WHAT YOU SHOULD DO: Please return all lines in the listing holding the word "value".

** Opening DATA PROVIDED block **

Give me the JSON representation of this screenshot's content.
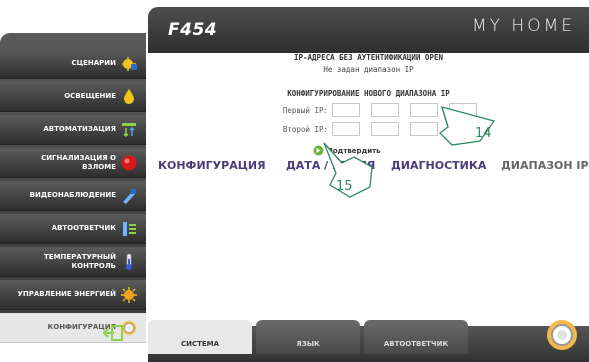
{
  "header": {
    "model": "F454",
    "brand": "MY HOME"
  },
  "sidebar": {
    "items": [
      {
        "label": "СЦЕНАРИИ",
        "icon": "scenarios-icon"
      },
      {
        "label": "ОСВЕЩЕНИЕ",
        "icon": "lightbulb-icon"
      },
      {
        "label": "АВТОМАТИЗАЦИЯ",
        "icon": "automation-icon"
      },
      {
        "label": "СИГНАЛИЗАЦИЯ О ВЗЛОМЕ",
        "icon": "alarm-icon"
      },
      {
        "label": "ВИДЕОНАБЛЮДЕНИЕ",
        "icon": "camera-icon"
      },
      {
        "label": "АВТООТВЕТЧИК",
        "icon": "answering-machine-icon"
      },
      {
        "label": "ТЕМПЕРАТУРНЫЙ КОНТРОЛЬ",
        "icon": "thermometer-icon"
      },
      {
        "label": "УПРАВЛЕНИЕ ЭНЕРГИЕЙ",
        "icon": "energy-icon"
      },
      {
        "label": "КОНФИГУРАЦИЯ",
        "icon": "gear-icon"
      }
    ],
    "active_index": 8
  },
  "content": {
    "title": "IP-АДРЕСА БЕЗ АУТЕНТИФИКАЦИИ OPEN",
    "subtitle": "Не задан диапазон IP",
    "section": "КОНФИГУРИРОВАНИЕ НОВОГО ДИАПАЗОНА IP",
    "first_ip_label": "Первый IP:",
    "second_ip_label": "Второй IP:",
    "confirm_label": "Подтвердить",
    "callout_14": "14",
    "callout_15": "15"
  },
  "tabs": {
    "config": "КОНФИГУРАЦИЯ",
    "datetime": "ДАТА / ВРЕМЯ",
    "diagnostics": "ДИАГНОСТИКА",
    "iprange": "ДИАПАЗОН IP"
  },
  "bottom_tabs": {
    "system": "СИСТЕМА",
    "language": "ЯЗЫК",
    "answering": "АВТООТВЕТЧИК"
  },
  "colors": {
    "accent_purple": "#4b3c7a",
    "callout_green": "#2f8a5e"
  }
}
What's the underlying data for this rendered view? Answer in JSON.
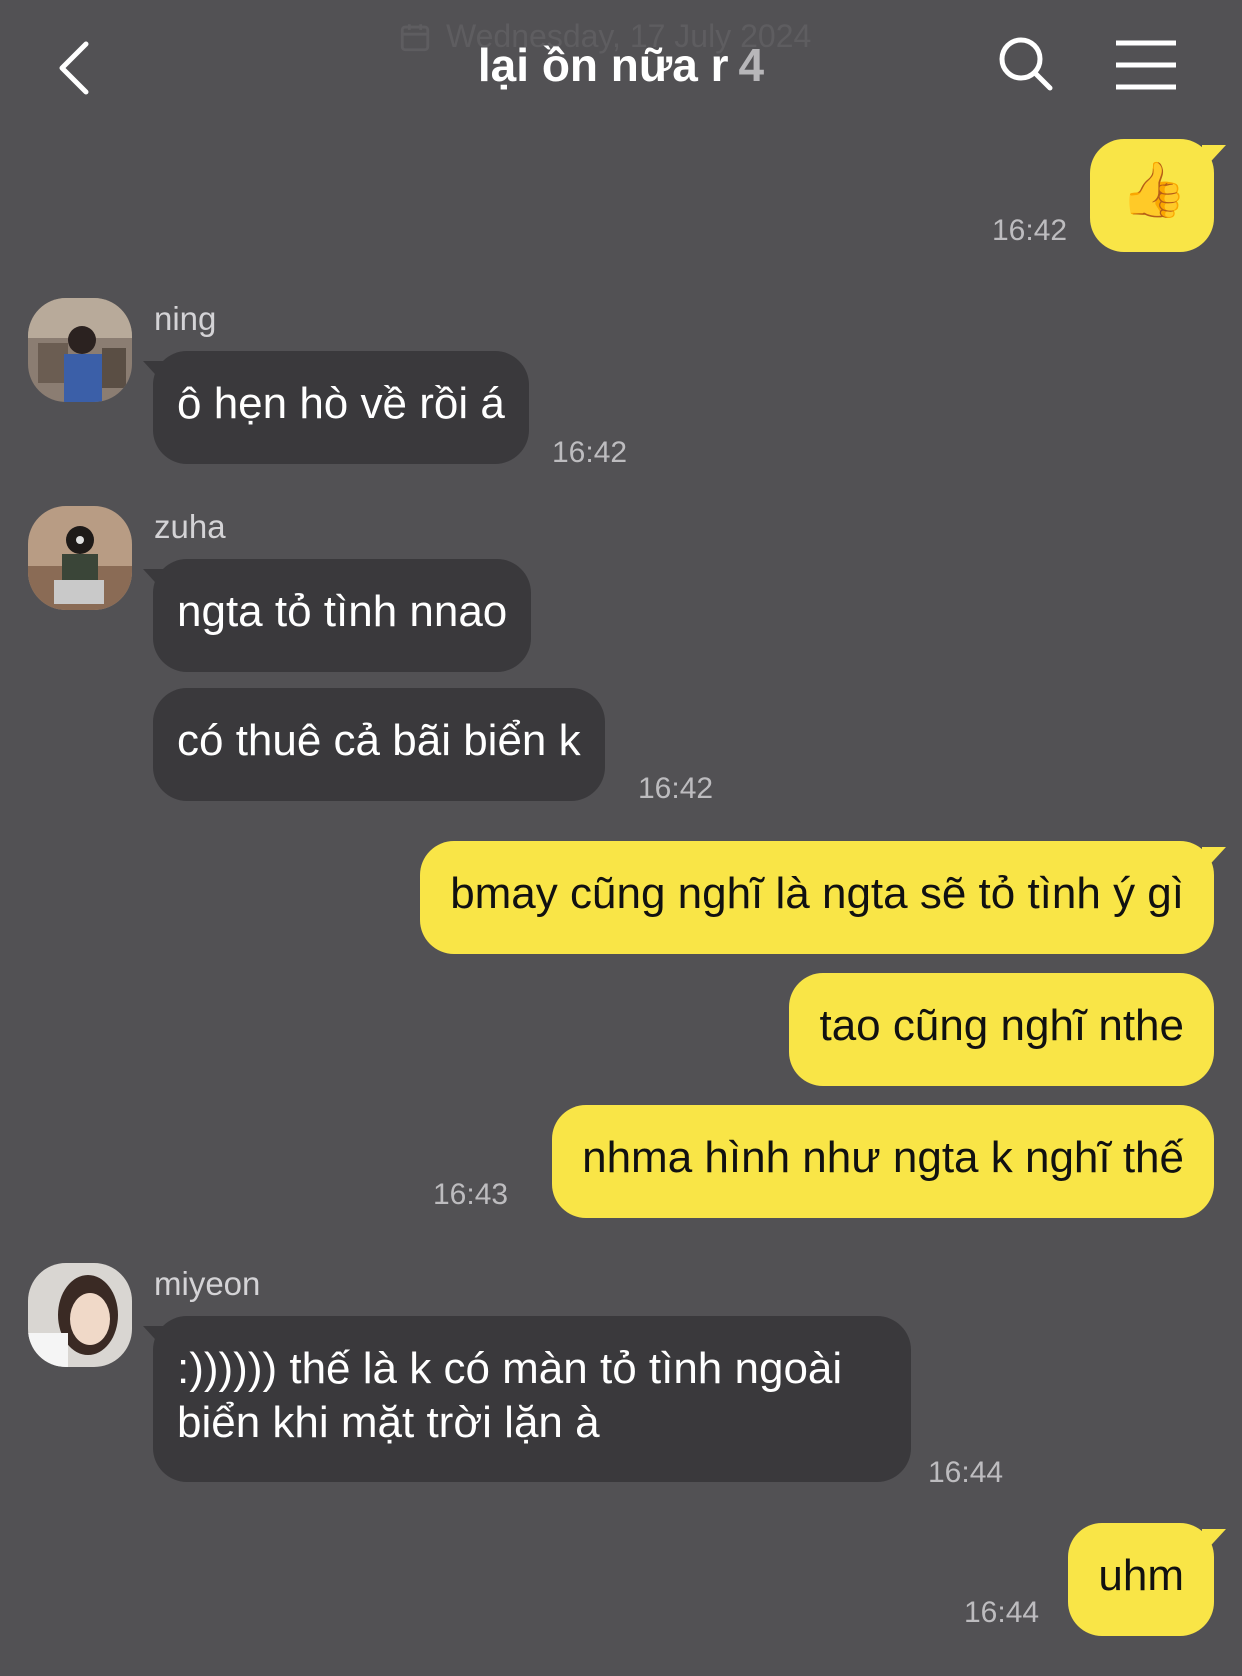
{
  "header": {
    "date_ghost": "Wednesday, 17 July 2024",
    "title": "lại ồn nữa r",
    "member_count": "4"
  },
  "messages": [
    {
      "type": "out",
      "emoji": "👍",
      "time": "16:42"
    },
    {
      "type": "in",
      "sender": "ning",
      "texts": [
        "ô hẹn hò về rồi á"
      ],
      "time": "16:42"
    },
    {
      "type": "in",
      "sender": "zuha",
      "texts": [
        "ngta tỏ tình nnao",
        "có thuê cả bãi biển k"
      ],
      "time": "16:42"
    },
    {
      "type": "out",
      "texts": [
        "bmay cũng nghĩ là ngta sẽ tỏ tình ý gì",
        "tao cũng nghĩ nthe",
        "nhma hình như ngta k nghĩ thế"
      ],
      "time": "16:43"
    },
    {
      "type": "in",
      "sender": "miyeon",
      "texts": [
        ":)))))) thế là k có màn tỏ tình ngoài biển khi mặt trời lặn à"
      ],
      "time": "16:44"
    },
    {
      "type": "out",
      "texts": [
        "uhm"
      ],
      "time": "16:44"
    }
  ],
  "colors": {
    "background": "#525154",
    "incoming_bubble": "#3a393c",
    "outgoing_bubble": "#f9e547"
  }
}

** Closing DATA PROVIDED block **
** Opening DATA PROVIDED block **

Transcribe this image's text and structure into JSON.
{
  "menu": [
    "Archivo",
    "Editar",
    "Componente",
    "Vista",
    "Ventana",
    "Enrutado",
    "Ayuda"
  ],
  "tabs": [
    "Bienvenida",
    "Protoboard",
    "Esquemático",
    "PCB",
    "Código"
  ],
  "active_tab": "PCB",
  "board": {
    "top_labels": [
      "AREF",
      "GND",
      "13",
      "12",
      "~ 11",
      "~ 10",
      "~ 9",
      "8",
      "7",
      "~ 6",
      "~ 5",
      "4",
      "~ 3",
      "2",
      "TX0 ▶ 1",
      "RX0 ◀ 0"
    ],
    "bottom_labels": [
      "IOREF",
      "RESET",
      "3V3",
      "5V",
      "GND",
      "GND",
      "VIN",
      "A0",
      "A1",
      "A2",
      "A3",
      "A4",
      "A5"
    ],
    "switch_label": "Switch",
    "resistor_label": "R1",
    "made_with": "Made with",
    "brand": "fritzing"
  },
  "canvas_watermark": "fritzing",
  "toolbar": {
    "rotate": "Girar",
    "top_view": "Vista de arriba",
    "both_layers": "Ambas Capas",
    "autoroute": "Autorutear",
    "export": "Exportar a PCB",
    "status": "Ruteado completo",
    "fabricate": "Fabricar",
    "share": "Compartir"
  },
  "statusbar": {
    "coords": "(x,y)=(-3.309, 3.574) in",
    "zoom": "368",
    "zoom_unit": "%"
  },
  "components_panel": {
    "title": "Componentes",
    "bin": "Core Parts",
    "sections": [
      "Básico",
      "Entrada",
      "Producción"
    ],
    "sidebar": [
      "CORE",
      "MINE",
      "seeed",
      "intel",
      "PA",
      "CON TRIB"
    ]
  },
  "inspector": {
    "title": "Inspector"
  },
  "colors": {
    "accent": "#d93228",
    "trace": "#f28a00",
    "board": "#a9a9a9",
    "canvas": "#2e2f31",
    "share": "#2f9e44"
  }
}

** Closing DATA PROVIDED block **
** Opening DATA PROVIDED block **

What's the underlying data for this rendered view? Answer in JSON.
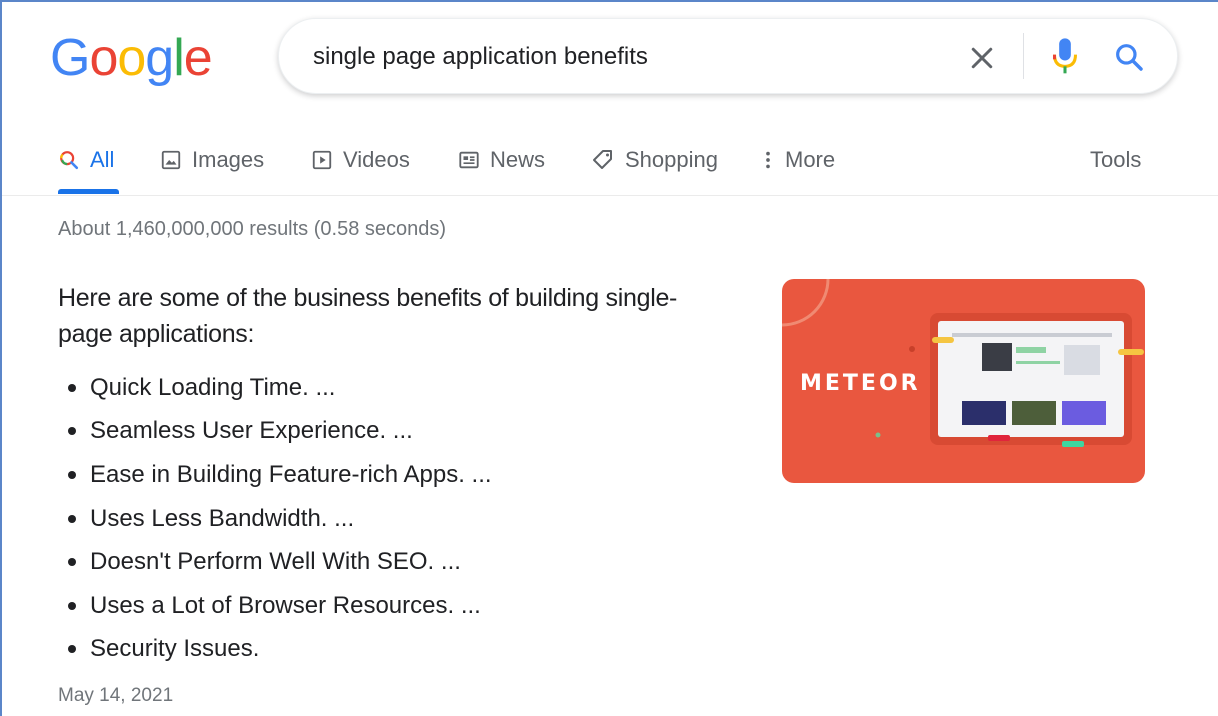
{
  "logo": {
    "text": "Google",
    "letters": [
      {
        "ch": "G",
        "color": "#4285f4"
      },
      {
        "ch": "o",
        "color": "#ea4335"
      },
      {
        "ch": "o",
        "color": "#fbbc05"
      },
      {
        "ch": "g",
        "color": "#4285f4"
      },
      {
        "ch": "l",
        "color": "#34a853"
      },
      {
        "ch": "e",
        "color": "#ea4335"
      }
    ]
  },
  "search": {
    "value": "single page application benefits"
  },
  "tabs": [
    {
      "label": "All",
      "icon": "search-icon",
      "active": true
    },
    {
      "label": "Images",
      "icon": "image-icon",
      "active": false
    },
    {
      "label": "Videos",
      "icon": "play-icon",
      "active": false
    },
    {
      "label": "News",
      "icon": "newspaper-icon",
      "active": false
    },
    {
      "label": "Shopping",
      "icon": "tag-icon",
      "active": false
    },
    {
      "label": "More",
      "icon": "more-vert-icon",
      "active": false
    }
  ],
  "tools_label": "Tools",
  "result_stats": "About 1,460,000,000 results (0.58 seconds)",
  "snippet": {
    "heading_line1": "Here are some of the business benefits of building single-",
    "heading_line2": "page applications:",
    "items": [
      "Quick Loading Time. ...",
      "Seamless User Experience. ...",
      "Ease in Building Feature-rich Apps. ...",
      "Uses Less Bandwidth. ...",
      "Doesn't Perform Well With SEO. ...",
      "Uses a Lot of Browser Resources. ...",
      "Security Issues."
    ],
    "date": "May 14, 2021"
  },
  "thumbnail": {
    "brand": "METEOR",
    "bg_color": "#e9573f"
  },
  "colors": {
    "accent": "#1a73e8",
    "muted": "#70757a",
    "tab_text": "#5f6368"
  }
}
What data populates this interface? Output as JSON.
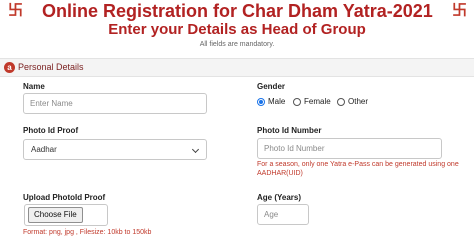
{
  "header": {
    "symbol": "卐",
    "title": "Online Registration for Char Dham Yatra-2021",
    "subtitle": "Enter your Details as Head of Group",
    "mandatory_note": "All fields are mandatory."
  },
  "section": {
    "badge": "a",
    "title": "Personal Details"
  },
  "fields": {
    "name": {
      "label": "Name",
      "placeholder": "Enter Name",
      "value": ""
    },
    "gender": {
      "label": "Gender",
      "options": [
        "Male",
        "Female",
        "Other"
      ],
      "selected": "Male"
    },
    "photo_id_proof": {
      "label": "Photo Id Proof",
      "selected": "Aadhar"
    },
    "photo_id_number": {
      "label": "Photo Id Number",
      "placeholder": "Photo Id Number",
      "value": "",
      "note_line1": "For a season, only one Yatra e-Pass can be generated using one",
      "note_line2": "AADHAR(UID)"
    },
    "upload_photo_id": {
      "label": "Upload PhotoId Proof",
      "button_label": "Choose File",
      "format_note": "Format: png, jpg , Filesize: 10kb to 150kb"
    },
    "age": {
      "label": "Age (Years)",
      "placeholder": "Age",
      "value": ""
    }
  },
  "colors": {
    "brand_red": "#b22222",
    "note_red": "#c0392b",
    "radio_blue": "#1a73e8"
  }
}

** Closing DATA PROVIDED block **

OUTPUT FOR THIS EXERCISE:
    "value": "single page application benefits"
      "value": ""
      "value": "",
      "value": ""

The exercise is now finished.